“In every age the present is merely the shifting point at which past and future meet, and we can have no quarrel with either. There can be no world without traditions; neither can there be any life without movement. There is never a moment when the new dawn is not breaking over the earth, and never a moment when the sunset ceases to die…
In the moral world we are ourselves the light bearers, and the cosmic process is in us made flesh. For a brief space it is granted to us, if we will, to enlighten the darkness that surrounds our path. As in ancient torch-races, which seemed to Lucretius to be the symbol of all life, we press forward torch in hand along the course. Soon from behind comes the runner who will outpace us. All our skill lies in giving into that hand the living torch, bright and unflickering, as we ourselves disappear in the darkness.”
Havelock Ellis as quoted in Ronald Knapp’s reflection at the UUMA Convocation on Ministry 1995.

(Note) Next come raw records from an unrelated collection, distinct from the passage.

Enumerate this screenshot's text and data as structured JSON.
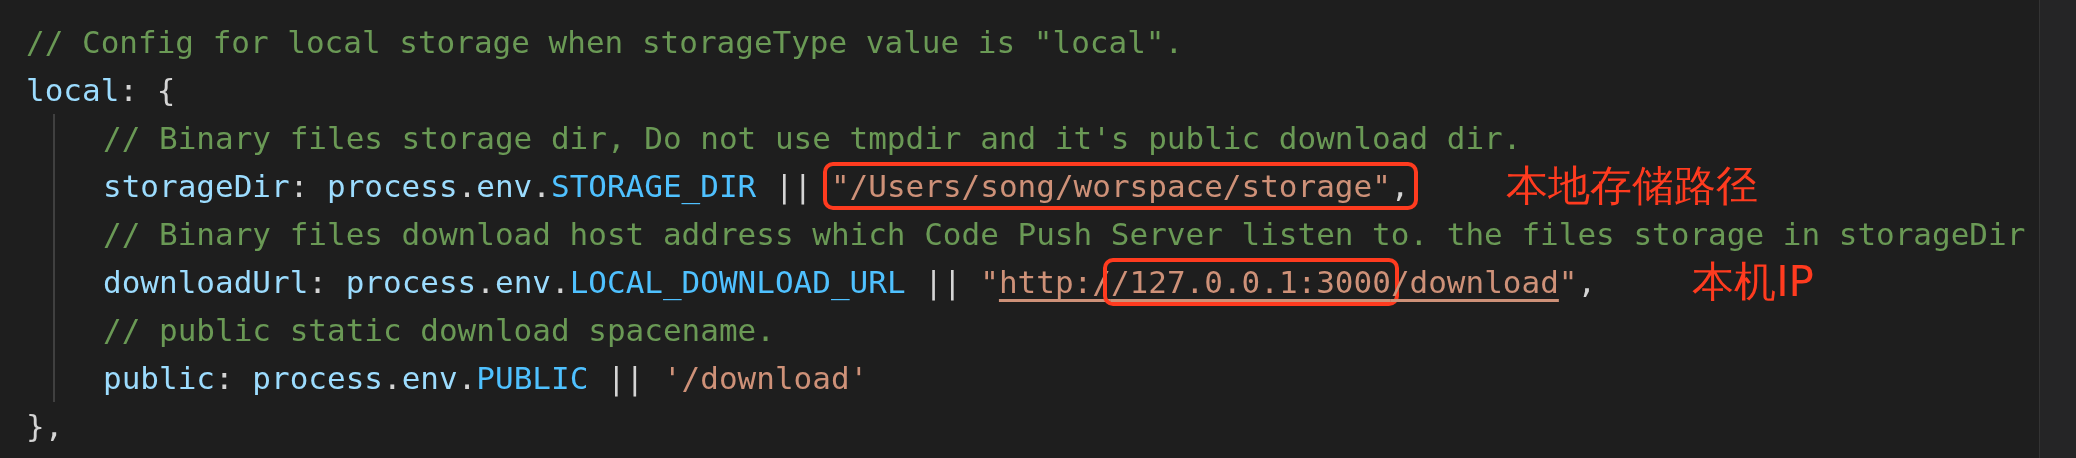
{
  "editor": {
    "lines": [
      {
        "tokens": [
          {
            "kind": "comment",
            "text": "// Config for local storage when storageType value is \"local\"."
          }
        ]
      },
      {
        "tokens": [
          {
            "kind": "key",
            "text": "local"
          },
          {
            "kind": "punct",
            "text": ": {"
          }
        ],
        "children": [
          {
            "tokens": [
              {
                "kind": "comment",
                "text": "// Binary files storage dir, Do not use tmpdir and it's public download dir."
              }
            ]
          },
          {
            "tokens": [
              {
                "kind": "key",
                "text": "storageDir"
              },
              {
                "kind": "punct",
                "text": ": "
              },
              {
                "kind": "key",
                "text": "process"
              },
              {
                "kind": "punct",
                "text": "."
              },
              {
                "kind": "key",
                "text": "env"
              },
              {
                "kind": "punct",
                "text": "."
              },
              {
                "kind": "const",
                "text": "STORAGE_DIR"
              },
              {
                "kind": "punct",
                "text": " || "
              },
              {
                "kind": "box",
                "tokens": [
                  {
                    "kind": "string",
                    "text": "\"/Users/song/worspace/storage\""
                  },
                  {
                    "kind": "punct",
                    "text": ","
                  }
                ]
              }
            ],
            "note": "本地存储路径"
          },
          {
            "tokens": [
              {
                "kind": "comment",
                "text": "// Binary files download host address which Code Push Server listen to. the files storage in storageDir"
              }
            ]
          },
          {
            "tokens": [
              {
                "kind": "key",
                "text": "downloadUrl"
              },
              {
                "kind": "punct",
                "text": ": "
              },
              {
                "kind": "key",
                "text": "process"
              },
              {
                "kind": "punct",
                "text": "."
              },
              {
                "kind": "key",
                "text": "env"
              },
              {
                "kind": "punct",
                "text": "."
              },
              {
                "kind": "const",
                "text": "LOCAL_DOWNLOAD_URL"
              },
              {
                "kind": "punct",
                "text": " || "
              },
              {
                "kind": "string",
                "text": "\""
              },
              {
                "kind": "link",
                "text": "http:/"
              },
              {
                "kind": "box",
                "tokens": [
                  {
                    "kind": "link",
                    "text": "/127.0.0.1:3000"
                  }
                ]
              },
              {
                "kind": "link",
                "text": "/download"
              },
              {
                "kind": "string",
                "text": "\""
              },
              {
                "kind": "punct",
                "text": ","
              }
            ],
            "note": "本机IP"
          },
          {
            "tokens": [
              {
                "kind": "comment",
                "text": "// public static download spacename."
              }
            ]
          },
          {
            "tokens": [
              {
                "kind": "key",
                "text": "public"
              },
              {
                "kind": "punct",
                "text": ": "
              },
              {
                "kind": "key",
                "text": "process"
              },
              {
                "kind": "punct",
                "text": "."
              },
              {
                "kind": "key",
                "text": "env"
              },
              {
                "kind": "punct",
                "text": "."
              },
              {
                "kind": "const",
                "text": "PUBLIC"
              },
              {
                "kind": "punct",
                "text": " || "
              },
              {
                "kind": "string",
                "text": "'/download'"
              }
            ]
          }
        ]
      },
      {
        "tokens": [
          {
            "kind": "punct",
            "text": "},"
          }
        ]
      }
    ]
  }
}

I came across this quote this evening while preparing for tomorrow’s sermon on the Prophetic Sisterhood. I found it quite profound in contrast to these amazing women of the late 19th and early 20th century in our Unitarian movement. There were several torches that they passed on to us. Some were more directly passed to us from their hands like the right for women to vote as many if not all of these women were active in the suffragette movement. A few lived long enough to be able to cast their ballot.
But one torch seemingly skipped a generation or two. When these women clergy were forced out of their ministries by the Unitarian desire to masculinize the movement [indeed there was a nationwide desire to masculinize all of America during this time], very few women were ordained from the 1920’s until the 1970’s. It became the rare woman who was able to fill a pulpit during that period, less than 2% of women were clergy in our movement.
It wasn’t until the women’s movement of the mid-60’s and 70’s that women in numbers once again began seeking ordination as ministers. That 2% ember had once again flared as the beacon torch it once was in the Western Conference of the late 1800’s. Today Unitarian Universalist women ministers comprise over 50% of our clergy.
But the present as shifting point is a shaky precipice. It can tip backwards or tip forward into the rising dawn. It seems to me that it is important for us as the carriers of the flame, that we decide here and now how this flame will burn in the next moments of our lives even as our sunset blazes behind the horizon. Blessings,